(Stored data)
########
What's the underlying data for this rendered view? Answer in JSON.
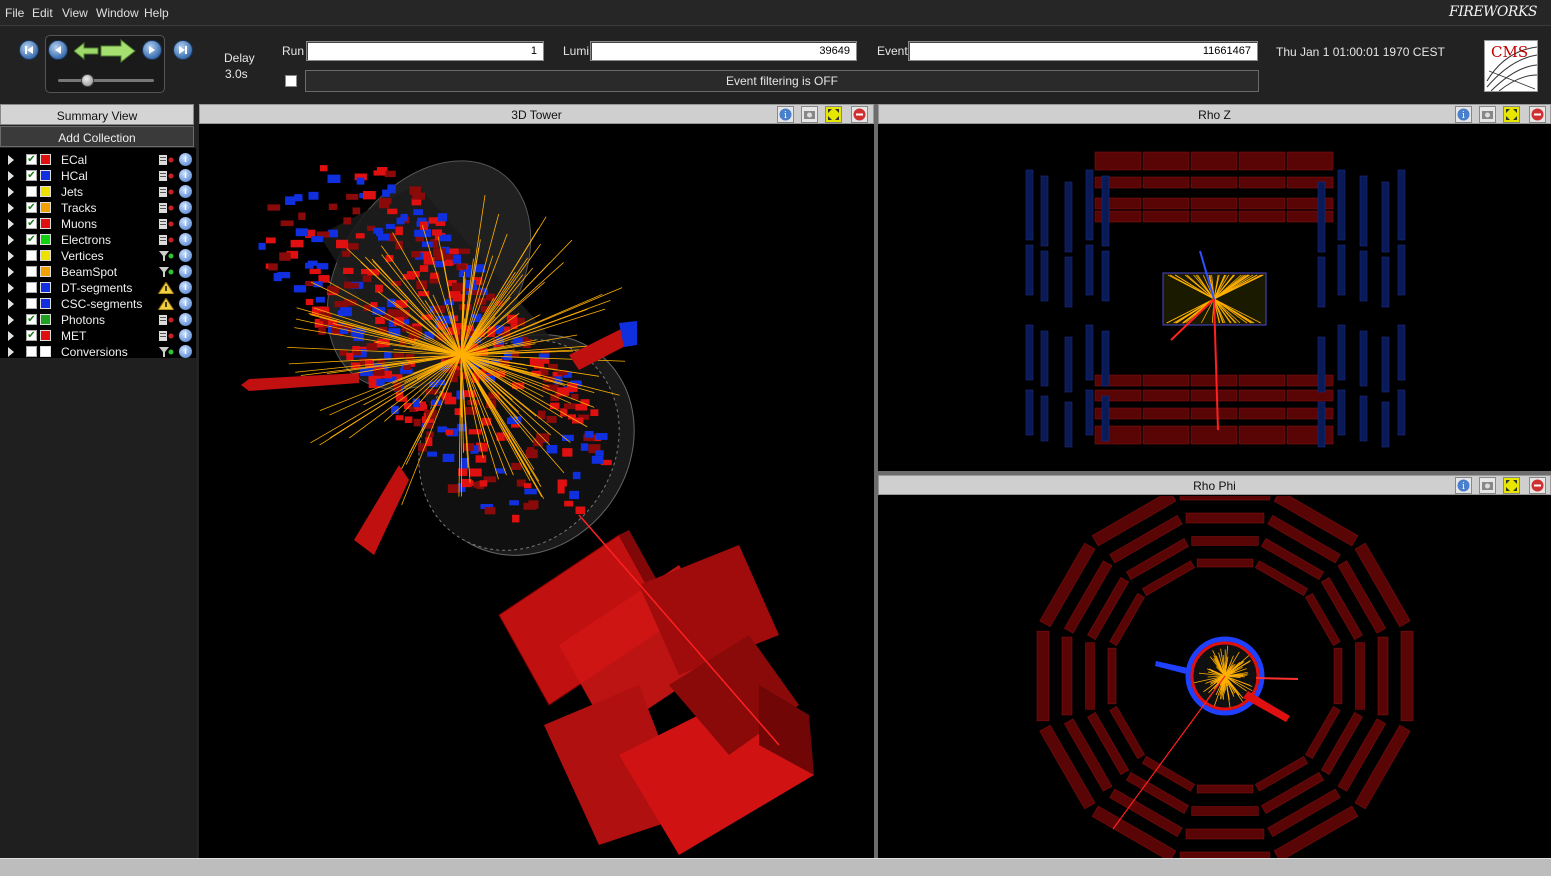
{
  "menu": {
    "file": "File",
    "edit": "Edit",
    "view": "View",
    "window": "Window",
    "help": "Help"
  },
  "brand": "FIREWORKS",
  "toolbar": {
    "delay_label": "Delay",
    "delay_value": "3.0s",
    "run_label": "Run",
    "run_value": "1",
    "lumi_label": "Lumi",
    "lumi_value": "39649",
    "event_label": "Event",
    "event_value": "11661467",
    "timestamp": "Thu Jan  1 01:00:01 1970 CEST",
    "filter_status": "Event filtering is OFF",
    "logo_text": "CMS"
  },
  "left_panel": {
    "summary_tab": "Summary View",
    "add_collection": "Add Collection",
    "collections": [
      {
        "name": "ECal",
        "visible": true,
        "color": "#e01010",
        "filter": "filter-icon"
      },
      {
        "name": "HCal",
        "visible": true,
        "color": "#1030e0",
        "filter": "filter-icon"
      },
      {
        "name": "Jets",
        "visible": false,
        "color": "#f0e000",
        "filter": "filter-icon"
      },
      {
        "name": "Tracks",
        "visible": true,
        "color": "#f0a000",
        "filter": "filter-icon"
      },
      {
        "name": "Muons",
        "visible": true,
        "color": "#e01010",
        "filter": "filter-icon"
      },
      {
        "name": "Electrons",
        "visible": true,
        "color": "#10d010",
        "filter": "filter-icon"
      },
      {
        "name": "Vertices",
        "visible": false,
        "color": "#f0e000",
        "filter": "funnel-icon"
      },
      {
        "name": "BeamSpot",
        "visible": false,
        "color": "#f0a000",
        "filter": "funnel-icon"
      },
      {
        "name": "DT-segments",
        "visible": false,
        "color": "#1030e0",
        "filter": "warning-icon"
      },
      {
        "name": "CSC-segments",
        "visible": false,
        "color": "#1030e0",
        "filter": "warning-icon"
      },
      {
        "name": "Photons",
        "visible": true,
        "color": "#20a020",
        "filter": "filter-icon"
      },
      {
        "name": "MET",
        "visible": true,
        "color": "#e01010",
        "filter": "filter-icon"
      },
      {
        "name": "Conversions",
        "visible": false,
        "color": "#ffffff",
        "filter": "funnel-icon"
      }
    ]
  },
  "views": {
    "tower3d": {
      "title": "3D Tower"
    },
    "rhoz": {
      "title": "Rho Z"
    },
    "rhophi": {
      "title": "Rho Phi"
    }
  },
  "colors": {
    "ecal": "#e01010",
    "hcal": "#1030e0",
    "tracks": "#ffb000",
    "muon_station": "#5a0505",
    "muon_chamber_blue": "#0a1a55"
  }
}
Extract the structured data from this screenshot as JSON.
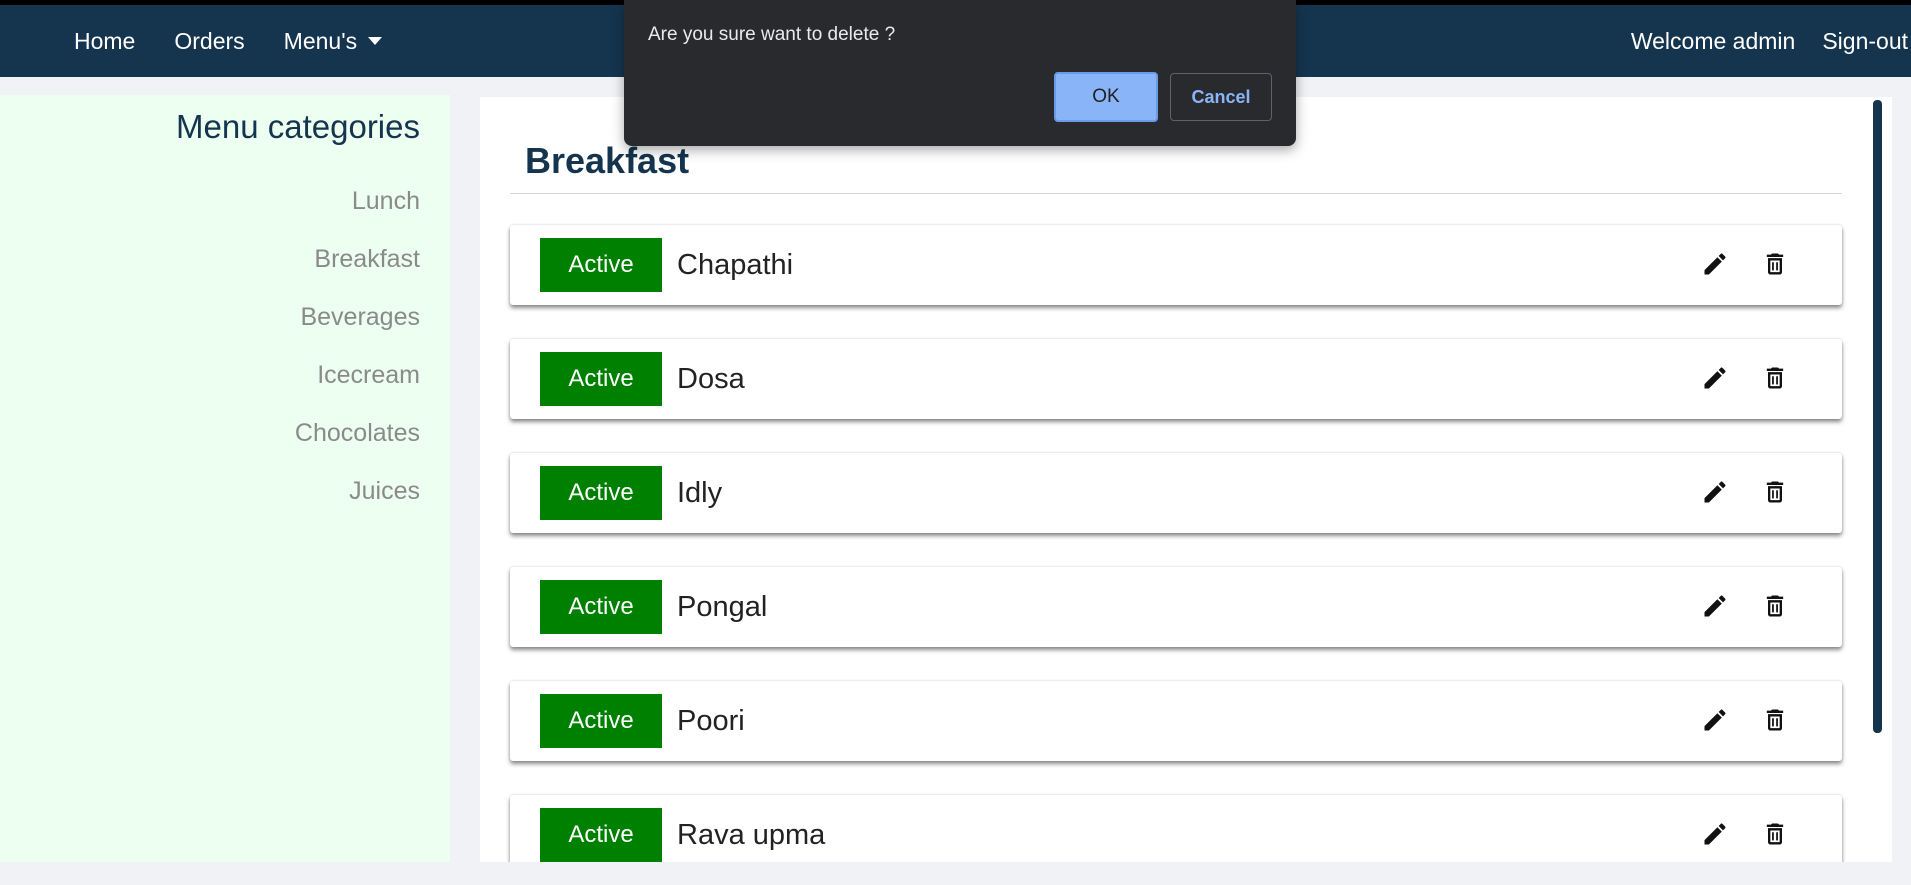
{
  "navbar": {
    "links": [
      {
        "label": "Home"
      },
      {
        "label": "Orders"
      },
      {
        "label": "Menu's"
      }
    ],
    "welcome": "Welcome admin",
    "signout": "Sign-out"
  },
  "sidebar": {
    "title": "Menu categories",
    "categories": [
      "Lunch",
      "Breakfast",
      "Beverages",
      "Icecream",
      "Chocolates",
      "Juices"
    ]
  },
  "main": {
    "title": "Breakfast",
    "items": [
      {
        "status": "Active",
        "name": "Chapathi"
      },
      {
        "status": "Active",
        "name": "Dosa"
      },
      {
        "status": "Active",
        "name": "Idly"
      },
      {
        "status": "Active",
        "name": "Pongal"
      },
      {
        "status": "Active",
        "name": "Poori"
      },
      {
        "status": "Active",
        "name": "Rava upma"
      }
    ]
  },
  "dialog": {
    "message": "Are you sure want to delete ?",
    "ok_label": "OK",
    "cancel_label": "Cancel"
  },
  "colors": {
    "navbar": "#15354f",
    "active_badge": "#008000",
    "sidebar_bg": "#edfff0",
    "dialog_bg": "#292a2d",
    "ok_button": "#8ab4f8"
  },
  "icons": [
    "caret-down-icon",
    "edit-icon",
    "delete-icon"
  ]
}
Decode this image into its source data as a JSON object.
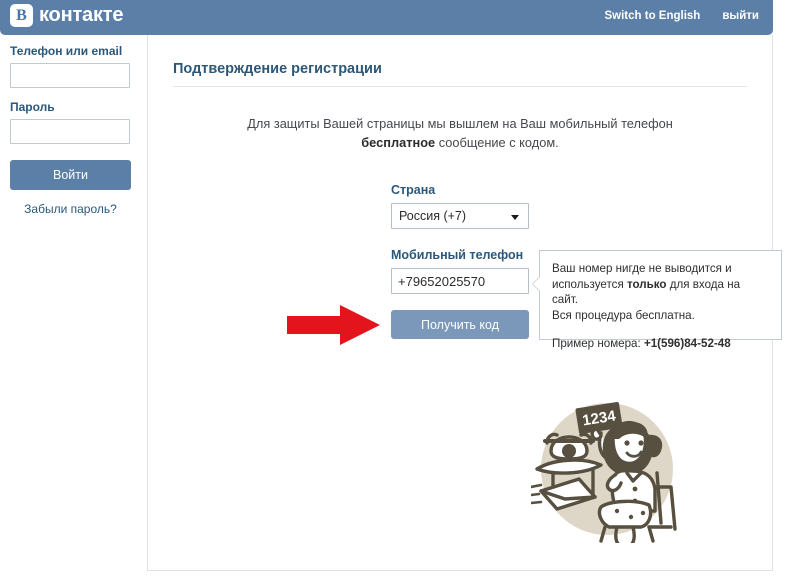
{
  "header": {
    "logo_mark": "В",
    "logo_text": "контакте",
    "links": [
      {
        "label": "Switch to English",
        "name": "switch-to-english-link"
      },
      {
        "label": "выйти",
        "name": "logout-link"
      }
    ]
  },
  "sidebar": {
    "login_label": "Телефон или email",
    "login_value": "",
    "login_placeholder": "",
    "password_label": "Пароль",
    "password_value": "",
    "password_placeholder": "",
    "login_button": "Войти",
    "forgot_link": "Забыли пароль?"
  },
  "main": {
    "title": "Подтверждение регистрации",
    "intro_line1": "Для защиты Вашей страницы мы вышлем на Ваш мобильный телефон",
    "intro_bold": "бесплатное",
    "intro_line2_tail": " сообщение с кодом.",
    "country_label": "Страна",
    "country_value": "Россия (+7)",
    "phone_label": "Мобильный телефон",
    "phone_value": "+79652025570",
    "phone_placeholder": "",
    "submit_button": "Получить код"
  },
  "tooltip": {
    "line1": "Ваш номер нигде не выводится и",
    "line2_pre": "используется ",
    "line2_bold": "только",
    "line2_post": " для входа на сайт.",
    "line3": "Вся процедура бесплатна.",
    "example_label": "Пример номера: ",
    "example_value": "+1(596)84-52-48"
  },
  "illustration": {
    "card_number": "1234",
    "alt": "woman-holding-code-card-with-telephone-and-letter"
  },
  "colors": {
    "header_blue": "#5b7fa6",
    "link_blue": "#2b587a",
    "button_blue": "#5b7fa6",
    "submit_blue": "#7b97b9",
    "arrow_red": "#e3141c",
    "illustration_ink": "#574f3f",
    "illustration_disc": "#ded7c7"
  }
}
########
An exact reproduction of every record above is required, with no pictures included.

● **Solved problem**:
What's the underlying data for this rendered view? Answer in JSON.
{
  "menu": {
    "file": "File",
    "edit": "Edit",
    "view": "View",
    "window": "Window",
    "help": "Help"
  },
  "brand": "FIREWORKS",
  "toolbar": {
    "delay_label": "Delay",
    "delay_value": "3.0s",
    "run_label": "Run",
    "run_value": "1",
    "lumi_label": "Lumi",
    "lumi_value": "39649",
    "event_label": "Event",
    "event_value": "11661467",
    "timestamp": "Thu Jan  1 01:00:01 1970 CEST",
    "filter_status": "Event filtering is OFF",
    "logo_text": "CMS"
  },
  "left_panel": {
    "summary_tab": "Summary View",
    "add_collection": "Add Collection",
    "collections": [
      {
        "name": "ECal",
        "visible": true,
        "color": "#e01010",
        "filter": "filter-icon"
      },
      {
        "name": "HCal",
        "visible": true,
        "color": "#1030e0",
        "filter": "filter-icon"
      },
      {
        "name": "Jets",
        "visible": false,
        "color": "#f0e000",
        "filter": "filter-icon"
      },
      {
        "name": "Tracks",
        "visible": true,
        "color": "#f0a000",
        "filter": "filter-icon"
      },
      {
        "name": "Muons",
        "visible": true,
        "color": "#e01010",
        "filter": "filter-icon"
      },
      {
        "name": "Electrons",
        "visible": true,
        "color": "#10d010",
        "filter": "filter-icon"
      },
      {
        "name": "Vertices",
        "visible": false,
        "color": "#f0e000",
        "filter": "funnel-icon"
      },
      {
        "name": "BeamSpot",
        "visible": false,
        "color": "#f0a000",
        "filter": "funnel-icon"
      },
      {
        "name": "DT-segments",
        "visible": false,
        "color": "#1030e0",
        "filter": "warning-icon"
      },
      {
        "name": "CSC-segments",
        "visible": false,
        "color": "#1030e0",
        "filter": "warning-icon"
      },
      {
        "name": "Photons",
        "visible": true,
        "color": "#20a020",
        "filter": "filter-icon"
      },
      {
        "name": "MET",
        "visible": true,
        "color": "#e01010",
        "filter": "filter-icon"
      },
      {
        "name": "Conversions",
        "visible": false,
        "color": "#ffffff",
        "filter": "funnel-icon"
      }
    ]
  },
  "views": {
    "tower3d": {
      "title": "3D Tower"
    },
    "rhoz": {
      "title": "Rho Z"
    },
    "rhophi": {
      "title": "Rho Phi"
    }
  },
  "colors": {
    "ecal": "#e01010",
    "hcal": "#1030e0",
    "tracks": "#ffb000",
    "muon_station": "#5a0505",
    "muon_chamber_blue": "#0a1a55"
  }
}
Extract the structured data from this screenshot as JSON.
{
  "navbar": {
    "links": [
      {
        "label": "Home"
      },
      {
        "label": "Orders"
      },
      {
        "label": "Menu's"
      }
    ],
    "welcome": "Welcome admin",
    "signout": "Sign-out"
  },
  "sidebar": {
    "title": "Menu categories",
    "categories": [
      "Lunch",
      "Breakfast",
      "Beverages",
      "Icecream",
      "Chocolates",
      "Juices"
    ]
  },
  "main": {
    "title": "Breakfast",
    "items": [
      {
        "status": "Active",
        "name": "Chapathi"
      },
      {
        "status": "Active",
        "name": "Dosa"
      },
      {
        "status": "Active",
        "name": "Idly"
      },
      {
        "status": "Active",
        "name": "Pongal"
      },
      {
        "status": "Active",
        "name": "Poori"
      },
      {
        "status": "Active",
        "name": "Rava upma"
      }
    ]
  },
  "dialog": {
    "message": "Are you sure want to delete ?",
    "ok_label": "OK",
    "cancel_label": "Cancel"
  },
  "colors": {
    "navbar": "#15354f",
    "active_badge": "#008000",
    "sidebar_bg": "#edfff0",
    "dialog_bg": "#292a2d",
    "ok_button": "#8ab4f8"
  },
  "icons": [
    "caret-down-icon",
    "edit-icon",
    "delete-icon"
  ]
}
Decode this image into its source data as a JSON object.
{
  "header": {
    "logo_mark": "В",
    "logo_text": "контакте",
    "links": [
      {
        "label": "Switch to English",
        "name": "switch-to-english-link"
      },
      {
        "label": "выйти",
        "name": "logout-link"
      }
    ]
  },
  "sidebar": {
    "login_label": "Телефон или email",
    "login_value": "",
    "login_placeholder": "",
    "password_label": "Пароль",
    "password_value": "",
    "password_placeholder": "",
    "login_button": "Войти",
    "forgot_link": "Забыли пароль?"
  },
  "main": {
    "title": "Подтверждение регистрации",
    "intro_line1": "Для защиты Вашей страницы мы вышлем на Ваш мобильный телефон",
    "intro_bold": "бесплатное",
    "intro_line2_tail": " сообщение с кодом.",
    "country_label": "Страна",
    "country_value": "Россия (+7)",
    "phone_label": "Мобильный телефон",
    "phone_value": "+79652025570",
    "phone_placeholder": "",
    "submit_button": "Получить код"
  },
  "tooltip": {
    "line1": "Ваш номер нигде не выводится и",
    "line2_pre": "используется ",
    "line2_bold": "только",
    "line2_post": " для входа на сайт.",
    "line3": "Вся процедура бесплатна.",
    "example_label": "Пример номера: ",
    "example_value": "+1(596)84-52-48"
  },
  "illustration": {
    "card_number": "1234",
    "alt": "woman-holding-code-card-with-telephone-and-letter"
  },
  "colors": {
    "header_blue": "#5b7fa6",
    "link_blue": "#2b587a",
    "button_blue": "#5b7fa6",
    "submit_blue": "#7b97b9",
    "arrow_red": "#e3141c",
    "illustration_ink": "#574f3f",
    "illustration_disc": "#ded7c7"
  }
}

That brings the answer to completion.